The word "treason" occurs in some lines of the listing. Copy those lines.

BEGIN DATA FOR THIS TASK

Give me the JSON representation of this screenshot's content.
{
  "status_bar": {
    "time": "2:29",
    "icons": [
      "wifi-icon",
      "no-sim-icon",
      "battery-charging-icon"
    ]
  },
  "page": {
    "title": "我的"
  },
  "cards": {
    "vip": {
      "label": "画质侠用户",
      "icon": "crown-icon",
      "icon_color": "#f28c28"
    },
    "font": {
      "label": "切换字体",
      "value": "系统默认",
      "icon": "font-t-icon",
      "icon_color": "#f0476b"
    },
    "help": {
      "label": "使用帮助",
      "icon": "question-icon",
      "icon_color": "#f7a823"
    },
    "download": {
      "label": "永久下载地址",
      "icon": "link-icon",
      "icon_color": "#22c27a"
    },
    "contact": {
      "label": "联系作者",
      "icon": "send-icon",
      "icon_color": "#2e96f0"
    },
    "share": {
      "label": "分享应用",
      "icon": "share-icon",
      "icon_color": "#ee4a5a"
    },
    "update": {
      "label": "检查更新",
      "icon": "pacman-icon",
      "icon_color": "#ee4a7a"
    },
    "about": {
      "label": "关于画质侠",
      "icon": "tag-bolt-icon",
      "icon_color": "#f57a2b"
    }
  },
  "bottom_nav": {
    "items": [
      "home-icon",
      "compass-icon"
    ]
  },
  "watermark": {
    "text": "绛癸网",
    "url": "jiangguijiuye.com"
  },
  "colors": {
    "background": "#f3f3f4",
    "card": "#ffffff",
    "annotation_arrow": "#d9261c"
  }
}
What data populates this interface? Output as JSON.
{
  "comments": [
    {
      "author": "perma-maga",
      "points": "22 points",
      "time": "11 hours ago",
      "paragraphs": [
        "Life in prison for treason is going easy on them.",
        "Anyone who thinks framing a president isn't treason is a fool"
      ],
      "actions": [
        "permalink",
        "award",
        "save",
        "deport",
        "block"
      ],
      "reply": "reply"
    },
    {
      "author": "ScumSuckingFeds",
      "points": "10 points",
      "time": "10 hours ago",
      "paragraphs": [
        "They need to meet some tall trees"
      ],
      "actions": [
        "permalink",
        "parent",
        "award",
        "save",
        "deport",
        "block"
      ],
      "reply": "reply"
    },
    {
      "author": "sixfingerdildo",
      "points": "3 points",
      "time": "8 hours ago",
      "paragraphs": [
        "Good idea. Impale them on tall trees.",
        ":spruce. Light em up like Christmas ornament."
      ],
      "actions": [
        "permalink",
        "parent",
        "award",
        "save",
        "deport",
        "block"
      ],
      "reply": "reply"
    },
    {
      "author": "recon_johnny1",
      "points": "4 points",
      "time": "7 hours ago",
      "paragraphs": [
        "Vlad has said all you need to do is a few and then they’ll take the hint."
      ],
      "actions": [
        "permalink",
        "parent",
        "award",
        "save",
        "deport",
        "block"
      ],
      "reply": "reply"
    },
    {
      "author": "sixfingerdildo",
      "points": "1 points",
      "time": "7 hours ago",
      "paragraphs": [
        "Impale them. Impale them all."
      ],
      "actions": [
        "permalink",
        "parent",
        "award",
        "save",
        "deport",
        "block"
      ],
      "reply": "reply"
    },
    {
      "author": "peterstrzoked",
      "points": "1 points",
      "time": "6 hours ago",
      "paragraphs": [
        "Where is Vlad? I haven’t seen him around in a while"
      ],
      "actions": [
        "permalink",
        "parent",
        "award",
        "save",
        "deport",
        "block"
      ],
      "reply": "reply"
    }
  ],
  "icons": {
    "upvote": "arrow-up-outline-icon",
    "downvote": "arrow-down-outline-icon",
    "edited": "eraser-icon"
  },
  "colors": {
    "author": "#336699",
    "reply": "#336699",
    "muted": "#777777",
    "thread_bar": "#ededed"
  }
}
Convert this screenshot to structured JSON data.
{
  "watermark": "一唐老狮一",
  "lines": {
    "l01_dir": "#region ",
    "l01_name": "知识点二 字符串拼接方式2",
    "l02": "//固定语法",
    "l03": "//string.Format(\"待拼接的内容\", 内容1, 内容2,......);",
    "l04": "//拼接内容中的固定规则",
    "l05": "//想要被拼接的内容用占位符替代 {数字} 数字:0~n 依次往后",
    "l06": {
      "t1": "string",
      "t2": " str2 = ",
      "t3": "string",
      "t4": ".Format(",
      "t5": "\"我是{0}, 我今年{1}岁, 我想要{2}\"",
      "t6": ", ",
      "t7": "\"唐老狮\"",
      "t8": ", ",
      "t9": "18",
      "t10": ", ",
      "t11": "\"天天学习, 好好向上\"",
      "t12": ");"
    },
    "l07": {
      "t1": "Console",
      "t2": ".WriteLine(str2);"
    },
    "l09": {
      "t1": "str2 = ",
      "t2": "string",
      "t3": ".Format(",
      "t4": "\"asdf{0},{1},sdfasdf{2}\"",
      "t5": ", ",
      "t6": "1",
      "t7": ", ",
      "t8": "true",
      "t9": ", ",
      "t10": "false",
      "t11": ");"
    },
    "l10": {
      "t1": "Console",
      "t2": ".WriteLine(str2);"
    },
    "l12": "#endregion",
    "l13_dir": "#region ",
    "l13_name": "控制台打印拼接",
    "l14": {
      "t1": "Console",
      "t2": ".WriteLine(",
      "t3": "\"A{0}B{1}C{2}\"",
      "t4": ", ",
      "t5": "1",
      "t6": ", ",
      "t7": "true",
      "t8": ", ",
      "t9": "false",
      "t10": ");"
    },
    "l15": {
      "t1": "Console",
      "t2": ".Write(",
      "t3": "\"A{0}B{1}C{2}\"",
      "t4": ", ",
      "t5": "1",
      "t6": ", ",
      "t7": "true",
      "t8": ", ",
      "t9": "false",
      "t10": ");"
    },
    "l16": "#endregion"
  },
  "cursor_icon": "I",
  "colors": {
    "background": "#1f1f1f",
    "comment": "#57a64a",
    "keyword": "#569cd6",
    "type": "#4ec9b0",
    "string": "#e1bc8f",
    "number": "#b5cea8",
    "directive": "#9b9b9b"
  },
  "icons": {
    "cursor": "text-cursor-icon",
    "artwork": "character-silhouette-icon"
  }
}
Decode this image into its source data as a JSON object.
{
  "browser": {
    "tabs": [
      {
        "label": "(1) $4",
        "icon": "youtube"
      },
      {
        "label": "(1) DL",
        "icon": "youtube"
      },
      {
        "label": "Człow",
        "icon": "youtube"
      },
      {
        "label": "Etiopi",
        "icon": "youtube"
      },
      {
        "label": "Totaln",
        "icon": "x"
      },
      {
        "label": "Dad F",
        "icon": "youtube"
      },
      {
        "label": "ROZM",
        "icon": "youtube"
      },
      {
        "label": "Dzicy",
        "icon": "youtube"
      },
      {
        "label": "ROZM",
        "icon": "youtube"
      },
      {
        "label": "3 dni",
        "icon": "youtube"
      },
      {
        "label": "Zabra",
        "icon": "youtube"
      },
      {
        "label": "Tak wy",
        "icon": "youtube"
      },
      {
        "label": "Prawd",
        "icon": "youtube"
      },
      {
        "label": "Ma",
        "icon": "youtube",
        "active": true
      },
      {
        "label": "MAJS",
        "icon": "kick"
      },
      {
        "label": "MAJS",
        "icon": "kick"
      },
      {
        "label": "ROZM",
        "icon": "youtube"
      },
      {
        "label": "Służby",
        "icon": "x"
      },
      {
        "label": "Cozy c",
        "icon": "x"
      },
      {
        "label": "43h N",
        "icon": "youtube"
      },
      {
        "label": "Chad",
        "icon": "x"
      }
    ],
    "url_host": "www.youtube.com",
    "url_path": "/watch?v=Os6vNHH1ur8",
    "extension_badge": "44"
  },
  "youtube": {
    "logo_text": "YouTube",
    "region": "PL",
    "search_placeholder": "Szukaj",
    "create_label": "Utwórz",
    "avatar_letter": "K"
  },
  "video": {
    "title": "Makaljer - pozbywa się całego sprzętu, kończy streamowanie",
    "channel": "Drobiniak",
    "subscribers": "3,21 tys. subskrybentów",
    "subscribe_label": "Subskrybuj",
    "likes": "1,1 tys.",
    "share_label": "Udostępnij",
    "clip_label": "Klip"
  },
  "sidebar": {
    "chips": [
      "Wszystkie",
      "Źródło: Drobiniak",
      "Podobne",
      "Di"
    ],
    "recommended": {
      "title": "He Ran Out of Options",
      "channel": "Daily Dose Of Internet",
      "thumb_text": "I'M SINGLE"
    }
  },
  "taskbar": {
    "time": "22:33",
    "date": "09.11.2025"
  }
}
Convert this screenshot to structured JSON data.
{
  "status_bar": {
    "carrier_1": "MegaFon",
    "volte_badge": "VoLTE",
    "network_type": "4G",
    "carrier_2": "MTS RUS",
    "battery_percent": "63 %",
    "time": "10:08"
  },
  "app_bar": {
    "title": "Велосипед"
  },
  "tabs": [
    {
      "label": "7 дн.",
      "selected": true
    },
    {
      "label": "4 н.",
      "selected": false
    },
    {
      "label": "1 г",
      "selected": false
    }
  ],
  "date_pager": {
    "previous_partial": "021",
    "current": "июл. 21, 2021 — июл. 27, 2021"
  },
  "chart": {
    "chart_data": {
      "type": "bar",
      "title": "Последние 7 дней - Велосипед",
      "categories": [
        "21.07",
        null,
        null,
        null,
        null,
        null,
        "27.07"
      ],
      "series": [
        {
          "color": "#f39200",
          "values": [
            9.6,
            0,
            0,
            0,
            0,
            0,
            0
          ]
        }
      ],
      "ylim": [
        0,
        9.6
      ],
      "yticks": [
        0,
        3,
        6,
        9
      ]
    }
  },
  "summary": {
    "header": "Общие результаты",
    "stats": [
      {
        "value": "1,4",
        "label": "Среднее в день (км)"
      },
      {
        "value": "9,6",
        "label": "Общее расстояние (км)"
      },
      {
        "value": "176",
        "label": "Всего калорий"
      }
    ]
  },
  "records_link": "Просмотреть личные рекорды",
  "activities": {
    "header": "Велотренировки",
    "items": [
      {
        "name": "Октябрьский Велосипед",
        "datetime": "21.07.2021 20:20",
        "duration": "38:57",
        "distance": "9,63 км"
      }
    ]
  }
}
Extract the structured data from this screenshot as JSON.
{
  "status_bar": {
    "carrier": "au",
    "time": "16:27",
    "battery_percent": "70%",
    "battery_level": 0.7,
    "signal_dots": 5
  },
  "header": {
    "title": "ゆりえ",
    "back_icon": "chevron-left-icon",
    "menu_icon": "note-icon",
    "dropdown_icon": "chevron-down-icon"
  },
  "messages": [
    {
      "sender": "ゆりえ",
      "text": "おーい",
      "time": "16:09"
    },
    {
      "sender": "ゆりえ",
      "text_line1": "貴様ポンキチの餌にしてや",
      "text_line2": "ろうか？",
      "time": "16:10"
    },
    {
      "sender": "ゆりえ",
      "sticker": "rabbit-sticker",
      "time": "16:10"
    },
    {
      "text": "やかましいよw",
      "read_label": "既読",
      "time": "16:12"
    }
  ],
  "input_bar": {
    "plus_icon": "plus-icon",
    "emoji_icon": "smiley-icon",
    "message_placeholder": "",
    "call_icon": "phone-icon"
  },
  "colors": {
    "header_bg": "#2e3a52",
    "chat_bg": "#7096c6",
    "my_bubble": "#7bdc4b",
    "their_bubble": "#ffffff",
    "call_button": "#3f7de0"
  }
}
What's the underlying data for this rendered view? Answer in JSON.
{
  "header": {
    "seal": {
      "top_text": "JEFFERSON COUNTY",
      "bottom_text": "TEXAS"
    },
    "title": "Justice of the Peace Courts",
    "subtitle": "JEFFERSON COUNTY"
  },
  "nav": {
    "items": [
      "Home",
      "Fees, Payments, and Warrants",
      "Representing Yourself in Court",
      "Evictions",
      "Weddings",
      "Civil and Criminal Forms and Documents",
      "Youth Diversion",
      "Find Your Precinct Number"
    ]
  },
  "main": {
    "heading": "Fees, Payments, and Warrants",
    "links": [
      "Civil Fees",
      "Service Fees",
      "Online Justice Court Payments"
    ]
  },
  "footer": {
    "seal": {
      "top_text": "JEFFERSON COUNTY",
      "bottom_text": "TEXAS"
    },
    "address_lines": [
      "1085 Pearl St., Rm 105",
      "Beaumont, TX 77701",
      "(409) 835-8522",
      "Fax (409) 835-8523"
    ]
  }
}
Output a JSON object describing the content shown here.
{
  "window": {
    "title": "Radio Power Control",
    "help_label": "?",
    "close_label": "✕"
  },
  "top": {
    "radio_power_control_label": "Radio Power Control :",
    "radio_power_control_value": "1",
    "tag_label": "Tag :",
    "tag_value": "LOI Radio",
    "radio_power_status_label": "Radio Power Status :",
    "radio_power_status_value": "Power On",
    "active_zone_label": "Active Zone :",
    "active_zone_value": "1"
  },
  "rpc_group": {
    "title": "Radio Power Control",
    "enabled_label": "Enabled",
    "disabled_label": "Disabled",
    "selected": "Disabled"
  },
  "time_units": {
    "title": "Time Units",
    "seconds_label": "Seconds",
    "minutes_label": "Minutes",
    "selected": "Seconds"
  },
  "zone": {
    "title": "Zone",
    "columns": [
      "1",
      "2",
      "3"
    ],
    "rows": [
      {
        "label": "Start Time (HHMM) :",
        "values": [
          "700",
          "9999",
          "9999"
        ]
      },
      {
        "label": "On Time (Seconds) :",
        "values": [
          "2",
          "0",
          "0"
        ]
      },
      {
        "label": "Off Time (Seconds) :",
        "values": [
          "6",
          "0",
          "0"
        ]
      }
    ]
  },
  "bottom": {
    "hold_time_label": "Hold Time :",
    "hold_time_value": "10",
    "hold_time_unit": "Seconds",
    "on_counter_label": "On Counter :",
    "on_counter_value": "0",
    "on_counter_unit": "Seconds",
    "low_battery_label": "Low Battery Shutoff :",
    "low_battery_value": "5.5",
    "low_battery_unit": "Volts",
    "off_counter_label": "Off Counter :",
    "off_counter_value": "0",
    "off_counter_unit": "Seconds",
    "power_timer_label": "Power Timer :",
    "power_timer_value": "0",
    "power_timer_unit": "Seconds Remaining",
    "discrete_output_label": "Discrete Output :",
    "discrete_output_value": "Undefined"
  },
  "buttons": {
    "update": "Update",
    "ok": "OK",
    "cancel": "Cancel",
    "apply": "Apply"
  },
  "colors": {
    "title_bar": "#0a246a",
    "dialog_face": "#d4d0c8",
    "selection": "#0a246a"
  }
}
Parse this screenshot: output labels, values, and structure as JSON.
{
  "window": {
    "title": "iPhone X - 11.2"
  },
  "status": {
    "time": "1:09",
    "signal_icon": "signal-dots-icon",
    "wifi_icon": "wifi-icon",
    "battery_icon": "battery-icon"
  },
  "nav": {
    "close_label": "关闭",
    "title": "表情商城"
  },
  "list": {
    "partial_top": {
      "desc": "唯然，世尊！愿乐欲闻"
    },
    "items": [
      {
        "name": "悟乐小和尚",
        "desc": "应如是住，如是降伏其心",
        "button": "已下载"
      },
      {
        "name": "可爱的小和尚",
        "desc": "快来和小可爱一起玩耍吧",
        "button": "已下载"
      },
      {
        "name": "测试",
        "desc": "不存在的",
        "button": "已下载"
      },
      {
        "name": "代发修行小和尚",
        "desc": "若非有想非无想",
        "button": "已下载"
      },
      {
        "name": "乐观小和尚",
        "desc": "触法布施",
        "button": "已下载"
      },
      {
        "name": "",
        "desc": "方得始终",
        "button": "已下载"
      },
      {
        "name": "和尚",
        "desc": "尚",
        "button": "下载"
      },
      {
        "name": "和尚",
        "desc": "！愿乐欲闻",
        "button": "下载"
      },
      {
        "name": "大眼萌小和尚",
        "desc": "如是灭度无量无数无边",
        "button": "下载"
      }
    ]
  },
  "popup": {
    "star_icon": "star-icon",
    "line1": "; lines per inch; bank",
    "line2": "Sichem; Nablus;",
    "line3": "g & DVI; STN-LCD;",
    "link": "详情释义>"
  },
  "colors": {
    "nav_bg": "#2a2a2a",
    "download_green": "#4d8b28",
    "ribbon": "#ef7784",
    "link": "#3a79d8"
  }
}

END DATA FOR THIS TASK

ANSWER:
        "Life in prison for treason is going easy on them.",
        "Anyone who thinks framing a president isn't treason is a fool"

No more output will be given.